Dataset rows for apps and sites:
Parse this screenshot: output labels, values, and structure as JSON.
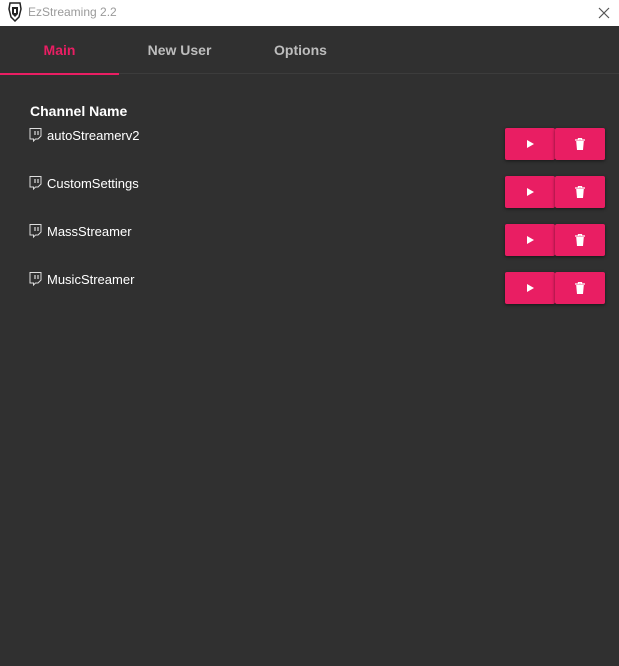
{
  "window": {
    "title": "EzStreaming 2.2"
  },
  "tabs": [
    {
      "label": "Main",
      "active": true
    },
    {
      "label": "New User",
      "active": false
    },
    {
      "label": "Options",
      "active": false
    }
  ],
  "list": {
    "header": "Channel Name",
    "rows": [
      {
        "name": "autoStreamerv2",
        "icon": "twitch-icon"
      },
      {
        "name": "CustomSettings",
        "icon": "twitch-icon"
      },
      {
        "name": "MassStreamer",
        "icon": "twitch-icon"
      },
      {
        "name": "MusicStreamer",
        "icon": "twitch-icon"
      }
    ],
    "actions": {
      "play_icon": "play-icon",
      "delete_icon": "trash-icon"
    }
  },
  "colors": {
    "accent": "#e91e63",
    "background": "#303030",
    "text": "#ffffff",
    "tab_inactive": "#bdbdbd"
  }
}
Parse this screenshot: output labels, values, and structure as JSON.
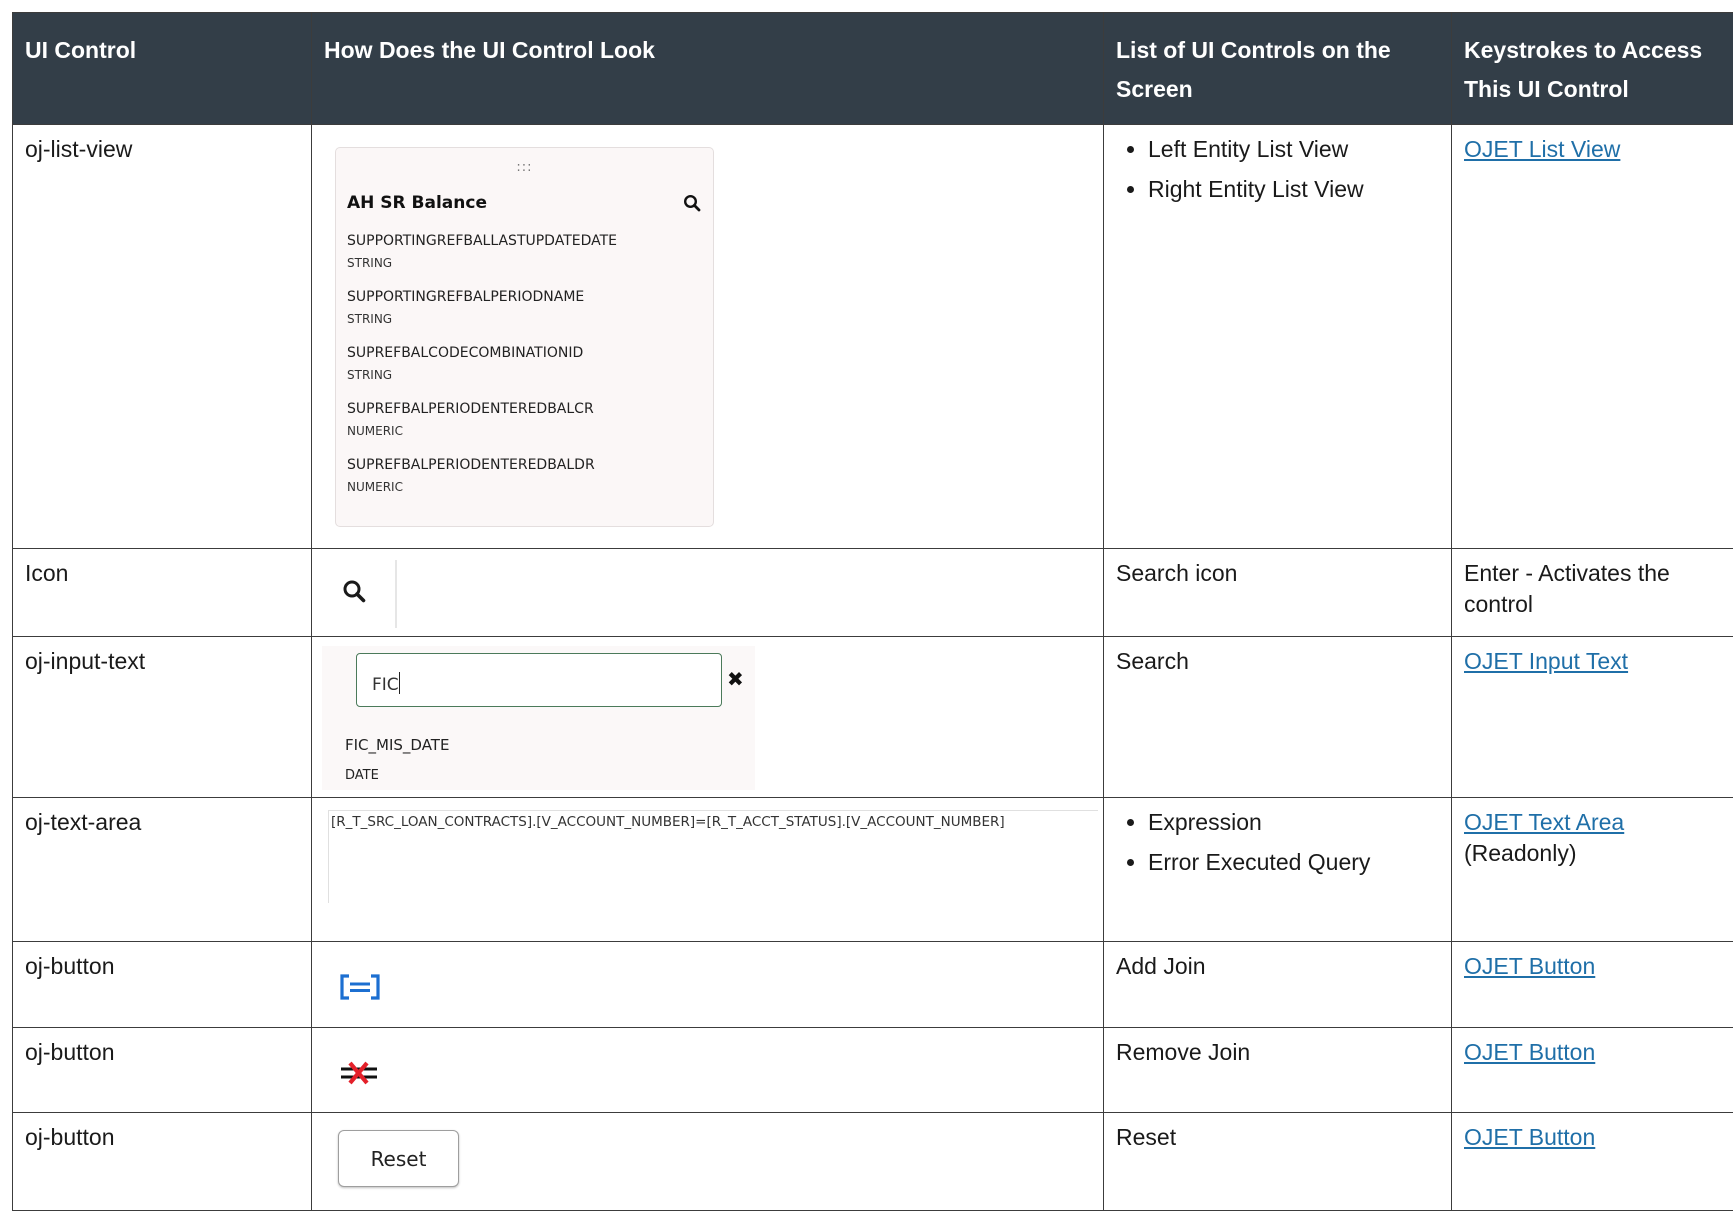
{
  "header": {
    "col1": "UI Control",
    "col2": "How Does the UI Control Look",
    "col3": "List of UI Controls on the Screen",
    "col4": "Keystrokes to Access This UI Control"
  },
  "rows": [
    {
      "control": "oj-list-view",
      "controls_on_screen": [
        "Left Entity List View",
        "Right Entity List View"
      ],
      "keystroke_link": "OJET List View",
      "preview": {
        "handle": ":::",
        "title": "AH SR Balance",
        "items": [
          {
            "name": "SUPPORTINGREFBALLASTUPDATEDATE",
            "type": "STRING"
          },
          {
            "name": "SUPPORTINGREFBALPERIODNAME",
            "type": "STRING"
          },
          {
            "name": "SUPREFBALCODECOMBINATIONID",
            "type": "STRING"
          },
          {
            "name": "SUPREFBALPERIODENTEREDBALCR",
            "type": "NUMERIC"
          },
          {
            "name": "SUPREFBALPERIODENTEREDBALDR",
            "type": "NUMERIC"
          }
        ]
      }
    },
    {
      "control": "Icon",
      "controls_on_screen": [
        "Search icon"
      ],
      "keystroke_text": "Enter - Activates the control",
      "preview": {
        "icon": "search-icon"
      }
    },
    {
      "control": "oj-input-text",
      "controls_on_screen": [
        "Search"
      ],
      "keystroke_link": "OJET Input Text",
      "preview": {
        "value": "FIC",
        "clear_glyph": "✖",
        "result_name": "FIC_MIS_DATE",
        "result_type": "DATE"
      }
    },
    {
      "control": "oj-text-area",
      "controls_on_screen": [
        "Expression",
        "Error Executed Query"
      ],
      "keystroke_link": "OJET Text Area",
      "keystroke_note": "(Readonly)",
      "preview": {
        "text": "[R_T_SRC_LOAN_CONTRACTS].[V_ACCOUNT_NUMBER]=[R_T_ACCT_STATUS].[V_ACCOUNT_NUMBER]"
      }
    },
    {
      "control": "oj-button",
      "controls_on_screen": [
        "Add Join"
      ],
      "keystroke_link": "OJET Button",
      "preview": {
        "icon": "add-join-icon",
        "color": "#1c6fd1"
      }
    },
    {
      "control": "oj-button",
      "controls_on_screen": [
        "Remove Join"
      ],
      "keystroke_link": "OJET Button",
      "preview": {
        "icon": "remove-join-icon",
        "color": "#e4202a"
      }
    },
    {
      "control": "oj-button",
      "controls_on_screen": [
        "Reset"
      ],
      "keystroke_link": "OJET Button",
      "preview": {
        "button_label": "Reset"
      }
    }
  ],
  "colors": {
    "header_bg": "#333e48",
    "link": "#1f6fa8",
    "border": "#3c3c3c"
  }
}
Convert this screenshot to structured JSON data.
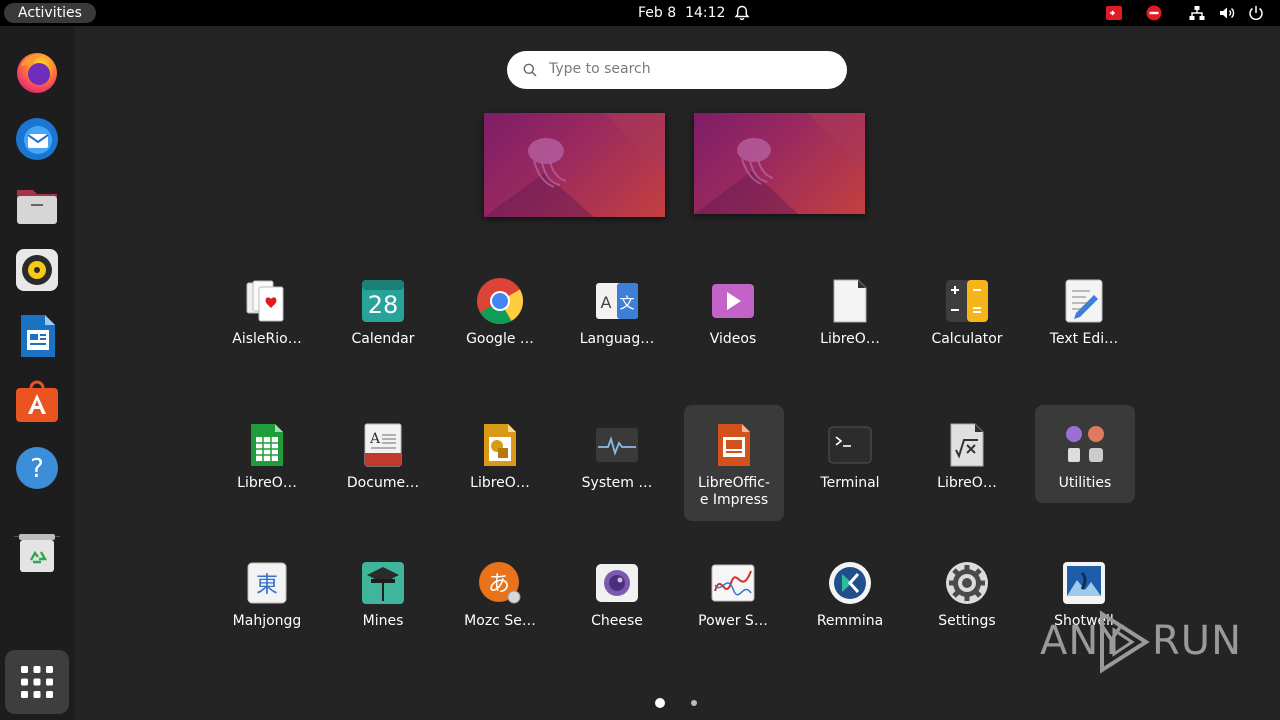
{
  "topbar": {
    "activities": "Activities",
    "date": "Feb 8",
    "time": "14:12"
  },
  "dock": {
    "items": [
      "firefox-icon",
      "thunderbird-icon",
      "files-icon",
      "rhythmbox-icon",
      "libreoffice-writer-icon",
      "app-center-icon",
      "help-icon",
      "trash-icon",
      "show-apps-icon"
    ]
  },
  "search": {
    "placeholder": "Type to search"
  },
  "apps": [
    {
      "label": "AisleRio…",
      "icon": "aisleriot-cards-icon"
    },
    {
      "label": "Calendar",
      "icon": "calendar-icon",
      "badge": "28"
    },
    {
      "label": "Google …",
      "icon": "chrome-icon"
    },
    {
      "label": "Languag…",
      "icon": "language-icon",
      "glyph_a": "A",
      "glyph_b": "文"
    },
    {
      "label": "Videos",
      "icon": "videos-icon"
    },
    {
      "label": "LibreO…",
      "icon": "libreoffice-icon"
    },
    {
      "label": "Calculator",
      "icon": "calculator-icon"
    },
    {
      "label": "Text Edi…",
      "icon": "text-editor-icon"
    },
    {
      "label": "LibreO…",
      "icon": "libreoffice-calc-icon"
    },
    {
      "label": "Docume…",
      "icon": "document-viewer-icon"
    },
    {
      "label": "LibreO…",
      "icon": "libreoffice-draw-icon"
    },
    {
      "label": "System …",
      "icon": "system-monitor-icon"
    },
    {
      "label": "LibreOffic-e Impress",
      "line1": "LibreOffic-",
      "line2": "e Impress",
      "icon": "libreoffice-impress-icon",
      "selected": true
    },
    {
      "label": "Terminal",
      "icon": "terminal-icon"
    },
    {
      "label": "LibreO…",
      "icon": "libreoffice-math-icon"
    },
    {
      "label": "Utilities",
      "icon": "utilities-folder-icon",
      "folder": true
    },
    {
      "label": "Mahjongg",
      "icon": "mahjongg-icon",
      "glyph": "東"
    },
    {
      "label": "Mines",
      "icon": "mines-icon"
    },
    {
      "label": "Mozc Se…",
      "icon": "mozc-icon",
      "glyph": "あ"
    },
    {
      "label": "Cheese",
      "icon": "cheese-icon"
    },
    {
      "label": "Power S…",
      "icon": "power-statistics-icon"
    },
    {
      "label": "Remmina",
      "icon": "remmina-icon"
    },
    {
      "label": "Settings",
      "icon": "settings-icon"
    },
    {
      "label": "Shotwell",
      "icon": "shotwell-icon"
    }
  ],
  "pager": {
    "pages": 2,
    "current": 1
  },
  "watermark": {
    "text_left": "ANY",
    "text_right": "RUN"
  }
}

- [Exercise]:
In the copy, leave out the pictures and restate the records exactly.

- [Expected output]:
Parse this screenshot: output labels, values, and structure as JSON.
{
  "window": {
    "title": "EzStreaming 2.2"
  },
  "tabs": [
    {
      "label": "Main",
      "active": true
    },
    {
      "label": "New User",
      "active": false
    },
    {
      "label": "Options",
      "active": false
    }
  ],
  "list": {
    "header": "Channel Name",
    "rows": [
      {
        "name": "autoStreamerv2",
        "icon": "twitch-icon"
      },
      {
        "name": "CustomSettings",
        "icon": "twitch-icon"
      },
      {
        "name": "MassStreamer",
        "icon": "twitch-icon"
      },
      {
        "name": "MusicStreamer",
        "icon": "twitch-icon"
      }
    ],
    "actions": {
      "play_icon": "play-icon",
      "delete_icon": "trash-icon"
    }
  },
  "colors": {
    "accent": "#e91e63",
    "background": "#303030",
    "text": "#ffffff",
    "tab_inactive": "#bdbdbd"
  }
}
Parse this screenshot: output labels, values, and structure as JSON.
{
  "header": {
    "col1": "UI Control",
    "col2": "How Does the UI Control Look",
    "col3": "List of UI Controls on the Screen",
    "col4": "Keystrokes to Access This UI Control"
  },
  "rows": [
    {
      "control": "oj-list-view",
      "controls_on_screen": [
        "Left Entity List View",
        "Right Entity List View"
      ],
      "keystroke_link": "OJET List View",
      "preview": {
        "handle": ":::",
        "title": "AH SR Balance",
        "items": [
          {
            "name": "SUPPORTINGREFBALLASTUPDATEDATE",
            "type": "STRING"
          },
          {
            "name": "SUPPORTINGREFBALPERIODNAME",
            "type": "STRING"
          },
          {
            "name": "SUPREFBALCODECOMBINATIONID",
            "type": "STRING"
          },
          {
            "name": "SUPREFBALPERIODENTEREDBALCR",
            "type": "NUMERIC"
          },
          {
            "name": "SUPREFBALPERIODENTEREDBALDR",
            "type": "NUMERIC"
          }
        ]
      }
    },
    {
      "control": "Icon",
      "controls_on_screen": [
        "Search icon"
      ],
      "keystroke_text": "Enter - Activates the control",
      "preview": {
        "icon": "search-icon"
      }
    },
    {
      "control": "oj-input-text",
      "controls_on_screen": [
        "Search"
      ],
      "keystroke_link": "OJET Input Text",
      "preview": {
        "value": "FIC",
        "clear_glyph": "✖",
        "result_name": "FIC_MIS_DATE",
        "result_type": "DATE"
      }
    },
    {
      "control": "oj-text-area",
      "controls_on_screen": [
        "Expression",
        "Error Executed Query"
      ],
      "keystroke_link": "OJET Text Area",
      "keystroke_note": "(Readonly)",
      "preview": {
        "text": "[R_T_SRC_LOAN_CONTRACTS].[V_ACCOUNT_NUMBER]=[R_T_ACCT_STATUS].[V_ACCOUNT_NUMBER]"
      }
    },
    {
      "control": "oj-button",
      "controls_on_screen": [
        "Add Join"
      ],
      "keystroke_link": "OJET Button",
      "preview": {
        "icon": "add-join-icon",
        "color": "#1c6fd1"
      }
    },
    {
      "control": "oj-button",
      "controls_on_screen": [
        "Remove Join"
      ],
      "keystroke_link": "OJET Button",
      "preview": {
        "icon": "remove-join-icon",
        "color": "#e4202a"
      }
    },
    {
      "control": "oj-button",
      "controls_on_screen": [
        "Reset"
      ],
      "keystroke_link": "OJET Button",
      "preview": {
        "button_label": "Reset"
      }
    }
  ],
  "colors": {
    "header_bg": "#333e48",
    "link": "#1f6fa8",
    "border": "#3c3c3c"
  }
}
Convert this screenshot to structured JSON data.
{
  "topbar": {
    "activities": "Activities",
    "date": "Feb 8",
    "time": "14:12"
  },
  "dock": {
    "items": [
      "firefox-icon",
      "thunderbird-icon",
      "files-icon",
      "rhythmbox-icon",
      "libreoffice-writer-icon",
      "app-center-icon",
      "help-icon",
      "trash-icon",
      "show-apps-icon"
    ]
  },
  "search": {
    "placeholder": "Type to search"
  },
  "apps": [
    {
      "label": "AisleRio…",
      "icon": "aisleriot-cards-icon"
    },
    {
      "label": "Calendar",
      "icon": "calendar-icon",
      "badge": "28"
    },
    {
      "label": "Google …",
      "icon": "chrome-icon"
    },
    {
      "label": "Languag…",
      "icon": "language-icon",
      "glyph_a": "A",
      "glyph_b": "文"
    },
    {
      "label": "Videos",
      "icon": "videos-icon"
    },
    {
      "label": "LibreO…",
      "icon": "libreoffice-icon"
    },
    {
      "label": "Calculator",
      "icon": "calculator-icon"
    },
    {
      "label": "Text Edi…",
      "icon": "text-editor-icon"
    },
    {
      "label": "LibreO…",
      "icon": "libreoffice-calc-icon"
    },
    {
      "label": "Docume…",
      "icon": "document-viewer-icon"
    },
    {
      "label": "LibreO…",
      "icon": "libreoffice-draw-icon"
    },
    {
      "label": "System …",
      "icon": "system-monitor-icon"
    },
    {
      "label": "LibreOffic-e Impress",
      "line1": "LibreOffic-",
      "line2": "e Impress",
      "icon": "libreoffice-impress-icon",
      "selected": true
    },
    {
      "label": "Terminal",
      "icon": "terminal-icon"
    },
    {
      "label": "LibreO…",
      "icon": "libreoffice-math-icon"
    },
    {
      "label": "Utilities",
      "icon": "utilities-folder-icon",
      "folder": true
    },
    {
      "label": "Mahjongg",
      "icon": "mahjongg-icon",
      "glyph": "東"
    },
    {
      "label": "Mines",
      "icon": "mines-icon"
    },
    {
      "label": "Mozc Se…",
      "icon": "mozc-icon",
      "glyph": "あ"
    },
    {
      "label": "Cheese",
      "icon": "cheese-icon"
    },
    {
      "label": "Power S…",
      "icon": "power-statistics-icon"
    },
    {
      "label": "Remmina",
      "icon": "remmina-icon"
    },
    {
      "label": "Settings",
      "icon": "settings-icon"
    },
    {
      "label": "Shotwell",
      "icon": "shotwell-icon"
    }
  ],
  "pager": {
    "pages": 2,
    "current": 1
  },
  "watermark": {
    "text_left": "ANY",
    "text_right": "RUN"
  }
}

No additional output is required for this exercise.